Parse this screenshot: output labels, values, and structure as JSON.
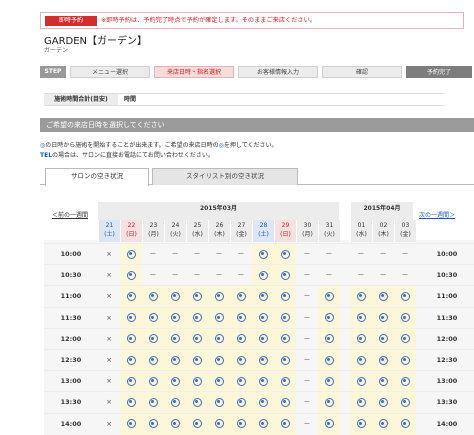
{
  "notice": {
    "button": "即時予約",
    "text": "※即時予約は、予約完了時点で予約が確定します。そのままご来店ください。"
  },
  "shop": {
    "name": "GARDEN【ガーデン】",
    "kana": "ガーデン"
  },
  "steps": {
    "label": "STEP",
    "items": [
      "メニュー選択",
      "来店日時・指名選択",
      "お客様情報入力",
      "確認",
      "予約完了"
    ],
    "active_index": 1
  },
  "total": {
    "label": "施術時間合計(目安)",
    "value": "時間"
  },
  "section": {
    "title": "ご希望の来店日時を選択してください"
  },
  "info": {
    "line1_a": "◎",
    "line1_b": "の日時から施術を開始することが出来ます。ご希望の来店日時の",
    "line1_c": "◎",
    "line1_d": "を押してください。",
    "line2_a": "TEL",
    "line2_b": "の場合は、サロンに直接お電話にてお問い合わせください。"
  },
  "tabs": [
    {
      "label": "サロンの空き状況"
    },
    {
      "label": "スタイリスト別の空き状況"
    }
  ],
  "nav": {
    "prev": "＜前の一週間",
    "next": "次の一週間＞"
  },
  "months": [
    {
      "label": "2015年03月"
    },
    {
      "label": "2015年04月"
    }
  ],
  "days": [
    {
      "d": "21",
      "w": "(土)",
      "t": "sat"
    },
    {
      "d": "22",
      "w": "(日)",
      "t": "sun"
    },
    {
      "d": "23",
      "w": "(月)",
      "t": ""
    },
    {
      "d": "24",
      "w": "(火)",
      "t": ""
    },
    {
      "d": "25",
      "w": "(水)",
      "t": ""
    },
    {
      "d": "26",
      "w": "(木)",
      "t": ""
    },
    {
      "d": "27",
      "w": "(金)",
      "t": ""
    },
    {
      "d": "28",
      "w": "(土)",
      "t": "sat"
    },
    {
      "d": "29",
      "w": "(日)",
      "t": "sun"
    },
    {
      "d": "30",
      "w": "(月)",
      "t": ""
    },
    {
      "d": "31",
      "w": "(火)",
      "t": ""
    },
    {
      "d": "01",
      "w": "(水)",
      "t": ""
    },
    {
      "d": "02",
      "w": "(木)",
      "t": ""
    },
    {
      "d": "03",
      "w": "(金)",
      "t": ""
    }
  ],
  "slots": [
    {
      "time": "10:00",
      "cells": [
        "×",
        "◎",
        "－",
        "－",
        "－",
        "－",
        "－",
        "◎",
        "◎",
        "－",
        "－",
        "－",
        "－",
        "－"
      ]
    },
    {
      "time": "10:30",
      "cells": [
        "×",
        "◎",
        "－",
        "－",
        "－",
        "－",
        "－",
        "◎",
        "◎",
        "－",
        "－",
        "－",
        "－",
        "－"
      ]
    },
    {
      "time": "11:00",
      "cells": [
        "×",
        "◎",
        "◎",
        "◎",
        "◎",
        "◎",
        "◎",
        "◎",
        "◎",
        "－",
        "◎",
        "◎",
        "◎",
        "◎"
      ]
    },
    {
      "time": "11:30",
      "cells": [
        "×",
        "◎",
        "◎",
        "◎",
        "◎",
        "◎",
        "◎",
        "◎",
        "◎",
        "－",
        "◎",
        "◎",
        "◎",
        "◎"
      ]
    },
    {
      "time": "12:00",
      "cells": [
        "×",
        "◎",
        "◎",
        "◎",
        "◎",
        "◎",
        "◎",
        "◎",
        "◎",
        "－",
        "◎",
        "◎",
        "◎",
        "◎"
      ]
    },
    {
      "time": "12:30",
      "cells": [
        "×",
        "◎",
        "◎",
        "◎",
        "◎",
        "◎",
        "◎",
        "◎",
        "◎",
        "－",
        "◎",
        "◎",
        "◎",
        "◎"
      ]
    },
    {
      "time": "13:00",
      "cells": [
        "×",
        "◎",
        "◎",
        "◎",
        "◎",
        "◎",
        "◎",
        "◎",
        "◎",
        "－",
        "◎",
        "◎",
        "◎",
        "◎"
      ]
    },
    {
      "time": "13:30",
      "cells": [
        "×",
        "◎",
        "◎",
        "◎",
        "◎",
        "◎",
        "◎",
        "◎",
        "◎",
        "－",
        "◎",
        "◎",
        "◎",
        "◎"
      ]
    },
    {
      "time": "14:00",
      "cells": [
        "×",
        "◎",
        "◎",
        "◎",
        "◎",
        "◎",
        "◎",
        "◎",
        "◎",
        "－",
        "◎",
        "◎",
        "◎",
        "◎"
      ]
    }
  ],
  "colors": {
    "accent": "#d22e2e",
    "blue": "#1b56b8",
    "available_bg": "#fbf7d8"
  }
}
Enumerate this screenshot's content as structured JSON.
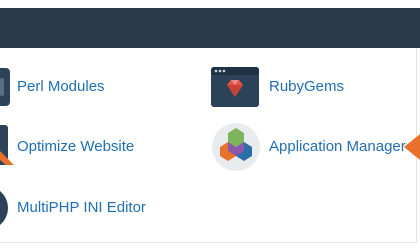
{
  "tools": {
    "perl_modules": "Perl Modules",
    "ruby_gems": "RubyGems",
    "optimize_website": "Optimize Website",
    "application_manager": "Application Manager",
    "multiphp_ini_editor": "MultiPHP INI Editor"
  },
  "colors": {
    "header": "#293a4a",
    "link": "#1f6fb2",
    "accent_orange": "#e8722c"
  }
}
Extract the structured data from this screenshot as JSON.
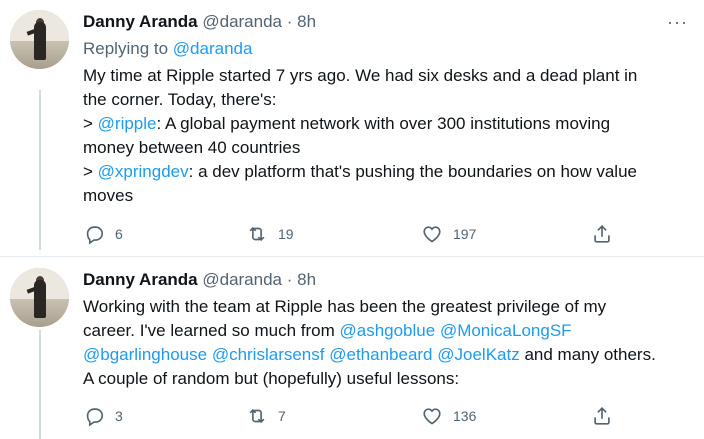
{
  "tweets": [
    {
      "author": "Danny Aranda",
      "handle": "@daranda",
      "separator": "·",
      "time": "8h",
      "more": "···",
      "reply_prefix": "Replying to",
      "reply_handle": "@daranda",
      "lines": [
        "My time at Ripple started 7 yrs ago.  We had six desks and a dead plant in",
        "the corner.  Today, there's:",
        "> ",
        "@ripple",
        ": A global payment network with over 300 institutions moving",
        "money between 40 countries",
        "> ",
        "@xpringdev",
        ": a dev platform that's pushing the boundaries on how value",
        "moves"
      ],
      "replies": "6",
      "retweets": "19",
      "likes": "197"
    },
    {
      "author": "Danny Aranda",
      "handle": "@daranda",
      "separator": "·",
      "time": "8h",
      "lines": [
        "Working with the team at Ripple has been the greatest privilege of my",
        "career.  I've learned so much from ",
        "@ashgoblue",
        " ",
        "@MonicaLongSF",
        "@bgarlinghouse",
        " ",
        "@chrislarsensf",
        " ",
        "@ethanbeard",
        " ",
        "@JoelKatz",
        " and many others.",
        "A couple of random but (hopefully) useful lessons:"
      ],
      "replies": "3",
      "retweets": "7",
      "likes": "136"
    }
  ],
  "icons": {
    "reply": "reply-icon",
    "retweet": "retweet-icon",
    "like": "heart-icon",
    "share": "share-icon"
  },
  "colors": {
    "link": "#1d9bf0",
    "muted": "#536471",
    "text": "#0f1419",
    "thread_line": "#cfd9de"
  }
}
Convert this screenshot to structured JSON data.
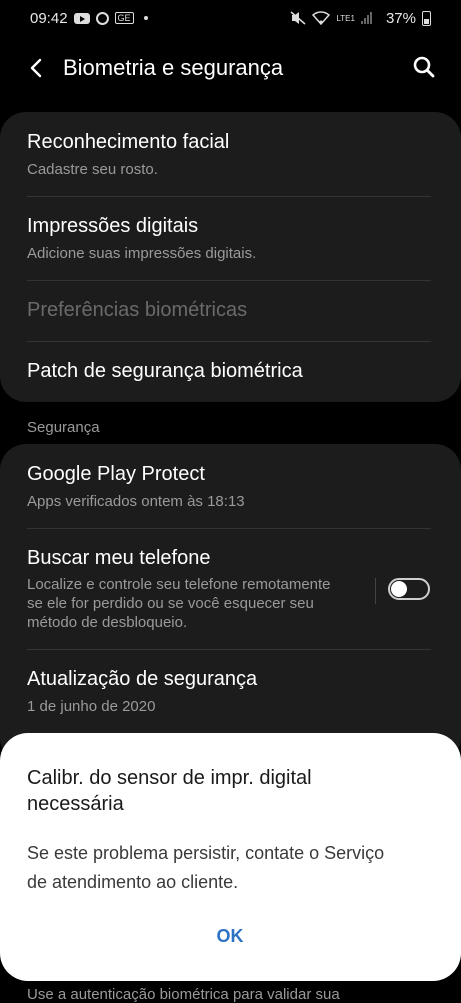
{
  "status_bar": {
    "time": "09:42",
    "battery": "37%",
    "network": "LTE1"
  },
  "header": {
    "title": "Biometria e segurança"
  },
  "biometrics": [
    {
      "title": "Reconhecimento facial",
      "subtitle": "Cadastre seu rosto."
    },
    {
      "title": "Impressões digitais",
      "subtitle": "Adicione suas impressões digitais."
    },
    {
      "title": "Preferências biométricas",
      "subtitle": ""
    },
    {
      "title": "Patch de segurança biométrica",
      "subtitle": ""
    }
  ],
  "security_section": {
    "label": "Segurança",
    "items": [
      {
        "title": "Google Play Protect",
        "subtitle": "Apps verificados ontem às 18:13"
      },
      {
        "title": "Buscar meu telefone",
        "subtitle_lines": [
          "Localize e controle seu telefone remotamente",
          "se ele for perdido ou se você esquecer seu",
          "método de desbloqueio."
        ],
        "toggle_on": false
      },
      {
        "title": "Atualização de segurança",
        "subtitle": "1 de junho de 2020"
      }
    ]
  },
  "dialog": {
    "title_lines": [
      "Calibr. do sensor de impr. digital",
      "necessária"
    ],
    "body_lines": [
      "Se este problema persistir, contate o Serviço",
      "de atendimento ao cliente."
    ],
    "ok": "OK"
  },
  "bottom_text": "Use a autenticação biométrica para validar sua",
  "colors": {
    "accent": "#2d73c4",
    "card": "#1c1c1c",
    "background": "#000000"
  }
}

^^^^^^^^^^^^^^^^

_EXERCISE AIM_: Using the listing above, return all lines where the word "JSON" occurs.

_ANSWER TO THIS EXERCISE_:
Parse this screenshot: output labels, values, and structure as JSON.
Enumerate this screenshot's content as structured JSON.
Extract the structured data from this screenshot as JSON.
Convert this screenshot to structured JSON data.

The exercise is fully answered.